Value Stream Mapping (VSM) is a process of directly analysing and documenting the flow of information and material in the current state to calculate both the value add and non-value add of a manufacturing product, distribution of goods or delivery of a service. VSM is a visual tool which clearly identifies areas of hidden waste within a process. A future state know as a Value Stream Design (VSD) is the redesign adjusted to represent a leaner process flow by directly eliminating the non-value adding steps with the goal of continuous flow or single-piece flow.
The Japanese term Kanban (translated to instruction card) also known as ‘Just in Time’ is a concept of pull systems which are designed to meet and respond to the demands of a customer. The essence of Kanban is that a business which could be a warehouse, manufacturer or even a service should only deliver its products and services as and when they are needed, so that there is no excess or waste.
The layout of a facility whether it be a production line, warehouse, office or emergency ward it is integral part of a Lean strategy. Process flow in any type of business is the heart of a Lean enterprise. A properly designed layout arranges flow patterns and process steps in a natural occurring order to minimise cycle time, space, travel distances and cross over points by modelling a continuous flow process with internal suppliers and customers close to each other. There are multiple levels in layout planning; a macro level would see the design of a site or building and on a micro scale would optimise a work cell or department area.

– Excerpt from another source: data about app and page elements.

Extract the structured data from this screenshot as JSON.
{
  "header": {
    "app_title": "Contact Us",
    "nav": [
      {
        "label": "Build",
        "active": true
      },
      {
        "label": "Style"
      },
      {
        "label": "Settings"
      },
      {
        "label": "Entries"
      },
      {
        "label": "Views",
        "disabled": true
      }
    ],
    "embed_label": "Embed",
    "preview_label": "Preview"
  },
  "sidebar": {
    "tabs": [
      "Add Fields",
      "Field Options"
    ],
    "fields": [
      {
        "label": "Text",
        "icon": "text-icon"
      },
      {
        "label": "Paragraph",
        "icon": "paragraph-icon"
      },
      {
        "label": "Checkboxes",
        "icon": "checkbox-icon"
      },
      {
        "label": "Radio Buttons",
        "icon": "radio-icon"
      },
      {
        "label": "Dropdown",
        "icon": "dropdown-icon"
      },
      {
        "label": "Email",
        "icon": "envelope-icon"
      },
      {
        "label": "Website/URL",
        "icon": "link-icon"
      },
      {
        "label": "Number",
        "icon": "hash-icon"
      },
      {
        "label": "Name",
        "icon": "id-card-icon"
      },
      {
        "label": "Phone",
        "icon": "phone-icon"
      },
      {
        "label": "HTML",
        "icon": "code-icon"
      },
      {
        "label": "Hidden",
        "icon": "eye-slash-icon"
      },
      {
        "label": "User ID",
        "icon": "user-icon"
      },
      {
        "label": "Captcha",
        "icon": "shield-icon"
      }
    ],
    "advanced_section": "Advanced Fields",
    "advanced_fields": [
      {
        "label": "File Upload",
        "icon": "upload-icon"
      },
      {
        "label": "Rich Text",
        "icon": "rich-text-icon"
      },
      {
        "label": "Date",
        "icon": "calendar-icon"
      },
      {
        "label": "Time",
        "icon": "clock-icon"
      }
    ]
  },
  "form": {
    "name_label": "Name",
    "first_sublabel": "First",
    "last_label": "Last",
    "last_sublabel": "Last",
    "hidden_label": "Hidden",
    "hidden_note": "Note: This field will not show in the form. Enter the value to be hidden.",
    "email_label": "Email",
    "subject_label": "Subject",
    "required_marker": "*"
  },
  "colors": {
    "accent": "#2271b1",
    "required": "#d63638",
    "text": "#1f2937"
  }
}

Metrics are commonly used in Lean Six Sigma projects to measure the outcomes of a process, identify opportunities for improvement and monitor variations. Metrics on quality, cost and delivery (QCD) assist businesses to pinpoint sources of waste, variability or customer dissatisfaction, and by focusing on them, business leaders have a superior capacity to find the root cause of problems and areas for improvement.
Capacity planning or Capacity Requirement Planning (CRP) is a process of determining the adequate volume of work for the number of human resources required to deliver high quality and on-time delivery of products and services. Capacity planning unlocks performance bottlenecks and allows an organisation to manage workloads which assists in one of the most common forms of waste, variation.
Standard Operating Procedures (SOPs) are a set of high level instructions explaining the best known process for carrying out activities to ensure consistency and quality within the organisation. Standardised work is a way of limiting process variation and keep consistency across all workers to achieve high quality outcomes and on time delivery.
Mistake Proofing or in Lean (Japanese) terms is called Poka Yoke which is the process of implementing systems or devices to reduce defects and strive for perfect quality. Poka yoke is an analytical element to Lean thinking. Simplifying processes and reducing errors which are associated waste and costs brings value to operations. The technique to error proofing a product or process is through a Failure Mode and Effects Analysis (FMEA) which roots out potential causes to consistent errors.
Sigma (the Greek letter σ) is a term in statistics that measures standard deviation. Pioneered by Motorola, Six-Sigma is a set of methods and tools designed to focus on the reduction of variation within any process to improve quality outputs. The methodology utilises statistical concepts to measure a process in terms of defects and achieving Six Sigma means that processes are delivering only 3.4 defects per million opportunities (DPMO).
A Lean manufacturing method, Total Productive Maintenance (TPM) aims to increase production and reduces waste through a structured approach to equipment and machinery. TPM involves machine operators to undertake proactive and preventative maintenance checks on their equipment to produce operational efficiency by minimising machinery downtime.
A Kaizen (Japanese for improvement) Blitz is a practical and rapid improvement intended to produce results to isolated process issues within short time frame. A Kaizen Blitz uses a structured approach for teams to workshop and analyse a problem, develop a solution and carry out the improvement plan. This technique brings immediate and visible results to maintain team motivation and improve morale throughout your organisation’s continuous improvement strategy.
Quick Changeover (QCO) is based on the Lean manufacturing tool known as SMED (Single Minute Exchange of Die) which is designed to eliminate non-value added processes in the machine or production line setup and changeover from running one product to another. An efficient Quick Changeover strategy allows businesses to decrease their batch sizes and shorten lead times so customer demands are met without the expense of excess inventory.